With six candidates seeking the mayor's job in Aurora -- and winner Ann Womer Benjamin garnering only 38.5 percent of the votes cast -- it might be time for the city to consider establishing a primary election process.
This is the first time in recent memory that the Aurora mayoral election has been so crowded. In recent years, the most candidates who have run for mayor has been three.
Although it is great to see six people interested in the job -- all of whom were qualified to serve -- such a large field means someone can win with well below a majority of the voter support.
Many cities have a primary system in place -- at least for mayor. In some, it is a partisan primary -- candidates run as Republicans or Democrats. In others, such as neighboring Streetsboro and Twinsburg, it is nonpartisan -- if there are a lot of candidates, there is a runoff two or three months ahead of the general election, and the field is reduced.
In light of this year's crowded mayoral ballot, we believe the time has come for Aurora to look into setting up a primary process. Doing that would require a charter change. The next charter review commission should initiate discussions on instituting a mayoral primary.
George Mazzaro has been saying the same thing for awhile.

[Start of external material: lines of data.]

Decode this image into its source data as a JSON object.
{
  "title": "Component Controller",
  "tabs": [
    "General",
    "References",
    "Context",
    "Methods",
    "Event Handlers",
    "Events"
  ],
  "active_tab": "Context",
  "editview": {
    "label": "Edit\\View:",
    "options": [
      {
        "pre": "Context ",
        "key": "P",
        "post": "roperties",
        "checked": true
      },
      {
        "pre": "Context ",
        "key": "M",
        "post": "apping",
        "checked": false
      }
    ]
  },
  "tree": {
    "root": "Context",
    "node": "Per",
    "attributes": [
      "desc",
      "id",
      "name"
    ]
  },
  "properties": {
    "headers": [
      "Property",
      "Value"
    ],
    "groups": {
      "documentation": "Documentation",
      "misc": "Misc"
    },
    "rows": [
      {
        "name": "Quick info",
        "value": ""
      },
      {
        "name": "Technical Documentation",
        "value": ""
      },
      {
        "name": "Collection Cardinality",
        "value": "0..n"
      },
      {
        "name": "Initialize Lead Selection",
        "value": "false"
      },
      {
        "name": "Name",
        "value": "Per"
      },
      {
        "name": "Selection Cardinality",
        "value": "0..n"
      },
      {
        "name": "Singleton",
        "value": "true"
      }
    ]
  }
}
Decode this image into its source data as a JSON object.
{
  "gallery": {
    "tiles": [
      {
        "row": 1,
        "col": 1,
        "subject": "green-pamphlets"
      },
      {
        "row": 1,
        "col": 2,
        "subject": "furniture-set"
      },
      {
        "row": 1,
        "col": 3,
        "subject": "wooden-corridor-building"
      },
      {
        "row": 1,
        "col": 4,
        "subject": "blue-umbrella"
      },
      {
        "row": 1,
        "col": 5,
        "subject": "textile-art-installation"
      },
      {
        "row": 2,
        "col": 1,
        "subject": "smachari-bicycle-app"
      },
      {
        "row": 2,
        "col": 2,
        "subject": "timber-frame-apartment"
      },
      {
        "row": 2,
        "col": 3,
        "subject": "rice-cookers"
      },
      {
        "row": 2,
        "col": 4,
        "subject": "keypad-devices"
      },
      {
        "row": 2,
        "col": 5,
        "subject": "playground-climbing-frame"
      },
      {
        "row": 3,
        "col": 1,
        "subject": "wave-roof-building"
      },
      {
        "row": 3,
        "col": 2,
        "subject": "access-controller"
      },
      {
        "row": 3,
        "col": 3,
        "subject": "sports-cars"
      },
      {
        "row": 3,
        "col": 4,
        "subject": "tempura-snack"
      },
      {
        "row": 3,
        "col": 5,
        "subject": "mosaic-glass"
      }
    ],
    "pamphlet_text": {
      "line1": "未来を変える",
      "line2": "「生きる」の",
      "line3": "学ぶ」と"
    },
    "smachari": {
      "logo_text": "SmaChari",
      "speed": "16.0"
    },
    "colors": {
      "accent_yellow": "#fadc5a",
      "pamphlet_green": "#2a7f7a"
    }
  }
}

Citizens can have input into the charter review process, so now is the time for Aurora citizens to start looking into the process.